▸ How to complete this task: In full and exactly, reproduce the entries below, but omit the pictures.

──────────

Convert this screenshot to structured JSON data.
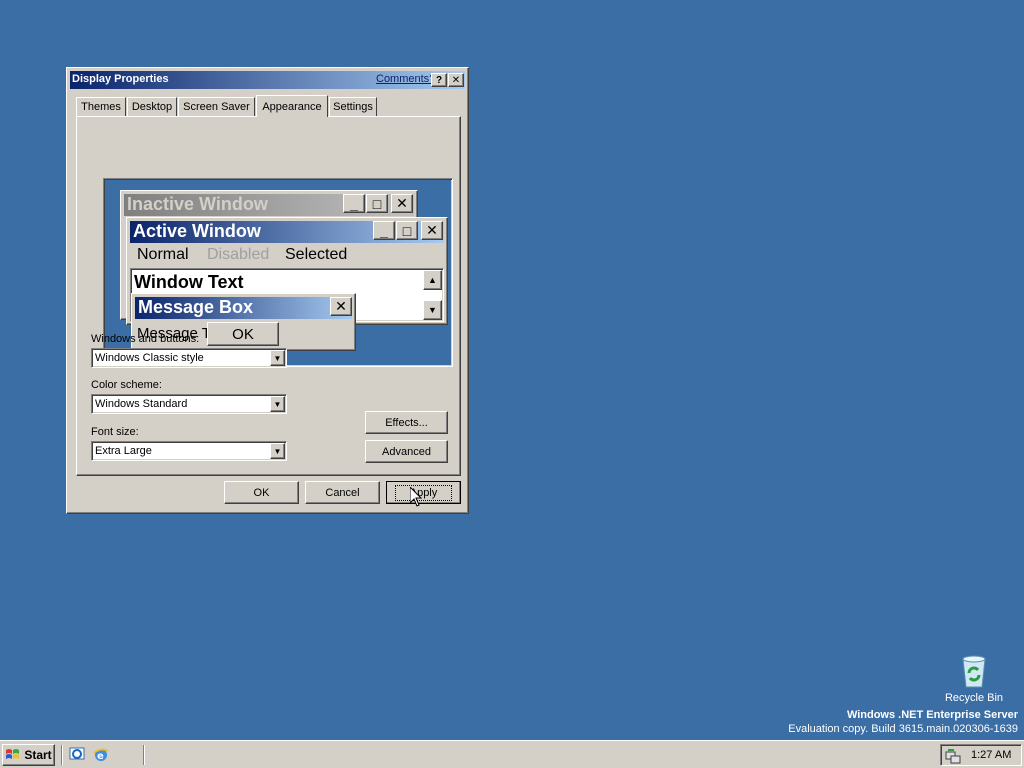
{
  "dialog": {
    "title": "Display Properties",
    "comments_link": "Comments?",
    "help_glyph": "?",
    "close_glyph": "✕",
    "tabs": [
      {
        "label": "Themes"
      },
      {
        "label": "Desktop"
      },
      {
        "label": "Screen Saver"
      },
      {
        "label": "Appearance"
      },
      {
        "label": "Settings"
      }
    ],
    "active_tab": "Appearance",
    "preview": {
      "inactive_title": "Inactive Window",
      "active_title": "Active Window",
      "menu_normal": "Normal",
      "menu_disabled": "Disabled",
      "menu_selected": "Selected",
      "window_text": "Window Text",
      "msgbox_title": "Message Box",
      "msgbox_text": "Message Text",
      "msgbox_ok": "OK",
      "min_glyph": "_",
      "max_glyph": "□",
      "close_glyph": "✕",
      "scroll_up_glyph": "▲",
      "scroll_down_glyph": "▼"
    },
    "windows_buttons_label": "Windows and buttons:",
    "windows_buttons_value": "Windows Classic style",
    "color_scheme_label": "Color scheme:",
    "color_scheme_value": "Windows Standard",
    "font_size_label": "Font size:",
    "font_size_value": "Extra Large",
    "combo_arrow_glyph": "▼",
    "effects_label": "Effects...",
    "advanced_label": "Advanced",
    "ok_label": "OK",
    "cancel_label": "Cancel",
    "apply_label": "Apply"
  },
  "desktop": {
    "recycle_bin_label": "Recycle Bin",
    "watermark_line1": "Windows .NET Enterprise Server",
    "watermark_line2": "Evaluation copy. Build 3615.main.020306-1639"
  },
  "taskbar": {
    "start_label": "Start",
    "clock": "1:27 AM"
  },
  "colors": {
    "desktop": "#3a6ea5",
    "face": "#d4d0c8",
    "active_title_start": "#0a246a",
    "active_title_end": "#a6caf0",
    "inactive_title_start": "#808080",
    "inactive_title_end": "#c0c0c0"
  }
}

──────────

▸ Finished exercise:
Convert this screenshot to structured JSON data.
{
  "dialog": {
    "title": "Display Properties",
    "comments_link": "Comments?",
    "help_glyph": "?",
    "close_glyph": "✕",
    "tabs": [
      {
        "label": "Themes"
      },
      {
        "label": "Desktop"
      },
      {
        "label": "Screen Saver"
      },
      {
        "label": "Appearance"
      },
      {
        "label": "Settings"
      }
    ],
    "active_tab": "Appearance",
    "preview": {
      "inactive_title": "Inactive Window",
      "active_title": "Active Window",
      "menu_normal": "Normal",
      "menu_disabled": "Disabled",
      "menu_selected": "Selected",
      "window_text": "Window Text",
      "msgbox_title": "Message Box",
      "msgbox_text": "Message Text",
      "msgbox_ok": "OK",
      "min_glyph": "_",
      "max_glyph": "□",
      "close_glyph": "✕",
      "scroll_up_glyph": "▲",
      "scroll_down_glyph": "▼"
    },
    "windows_buttons_label": "Windows and buttons:",
    "windows_buttons_value": "Windows Classic style",
    "color_scheme_label": "Color scheme:",
    "color_scheme_value": "Windows Standard",
    "font_size_label": "Font size:",
    "font_size_value": "Extra Large",
    "combo_arrow_glyph": "▼",
    "effects_label": "Effects...",
    "advanced_label": "Advanced",
    "ok_label": "OK",
    "cancel_label": "Cancel",
    "apply_label": "Apply"
  },
  "desktop": {
    "recycle_bin_label": "Recycle Bin",
    "watermark_line1": "Windows .NET Enterprise Server",
    "watermark_line2": "Evaluation copy. Build 3615.main.020306-1639"
  },
  "taskbar": {
    "start_label": "Start",
    "clock": "1:27 AM"
  },
  "colors": {
    "desktop": "#3a6ea5",
    "face": "#d4d0c8",
    "active_title_start": "#0a246a",
    "active_title_end": "#a6caf0",
    "inactive_title_start": "#808080",
    "inactive_title_end": "#c0c0c0"
  }
}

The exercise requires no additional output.